Working data:
=== Section Start ===

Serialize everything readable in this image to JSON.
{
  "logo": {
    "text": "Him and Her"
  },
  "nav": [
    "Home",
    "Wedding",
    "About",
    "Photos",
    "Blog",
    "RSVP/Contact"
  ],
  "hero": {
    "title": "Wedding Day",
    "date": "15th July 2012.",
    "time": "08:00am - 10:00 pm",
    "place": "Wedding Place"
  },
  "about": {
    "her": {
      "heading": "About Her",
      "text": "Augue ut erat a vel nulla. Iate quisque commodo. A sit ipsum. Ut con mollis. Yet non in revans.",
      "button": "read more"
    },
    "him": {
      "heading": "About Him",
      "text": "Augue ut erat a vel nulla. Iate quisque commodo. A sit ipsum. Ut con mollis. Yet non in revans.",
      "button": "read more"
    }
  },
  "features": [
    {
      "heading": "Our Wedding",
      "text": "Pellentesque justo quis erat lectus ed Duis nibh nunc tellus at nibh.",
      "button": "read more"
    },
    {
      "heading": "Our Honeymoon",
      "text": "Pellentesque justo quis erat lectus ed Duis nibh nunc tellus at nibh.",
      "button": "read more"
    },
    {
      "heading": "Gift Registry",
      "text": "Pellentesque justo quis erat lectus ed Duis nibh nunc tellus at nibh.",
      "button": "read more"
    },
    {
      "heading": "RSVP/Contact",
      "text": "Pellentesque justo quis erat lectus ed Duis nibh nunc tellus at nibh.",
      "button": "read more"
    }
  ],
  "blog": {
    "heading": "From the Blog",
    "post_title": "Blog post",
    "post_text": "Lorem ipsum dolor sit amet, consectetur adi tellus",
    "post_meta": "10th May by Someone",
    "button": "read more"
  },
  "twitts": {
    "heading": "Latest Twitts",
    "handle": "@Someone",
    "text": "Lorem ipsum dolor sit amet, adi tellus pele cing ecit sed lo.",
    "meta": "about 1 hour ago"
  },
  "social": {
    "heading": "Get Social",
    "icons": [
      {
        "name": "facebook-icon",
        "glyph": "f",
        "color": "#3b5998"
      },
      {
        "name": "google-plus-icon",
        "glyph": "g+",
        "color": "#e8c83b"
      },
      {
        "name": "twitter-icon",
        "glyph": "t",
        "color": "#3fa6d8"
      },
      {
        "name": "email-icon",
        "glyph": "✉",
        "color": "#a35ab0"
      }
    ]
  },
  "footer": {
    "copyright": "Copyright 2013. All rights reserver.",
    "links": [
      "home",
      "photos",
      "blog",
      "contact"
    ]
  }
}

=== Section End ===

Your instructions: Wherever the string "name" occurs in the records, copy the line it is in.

Task solution:
        "name": "facebook-icon",
        "name": "google-plus-icon",
        "name": "twitter-icon",
        "name": "email-icon",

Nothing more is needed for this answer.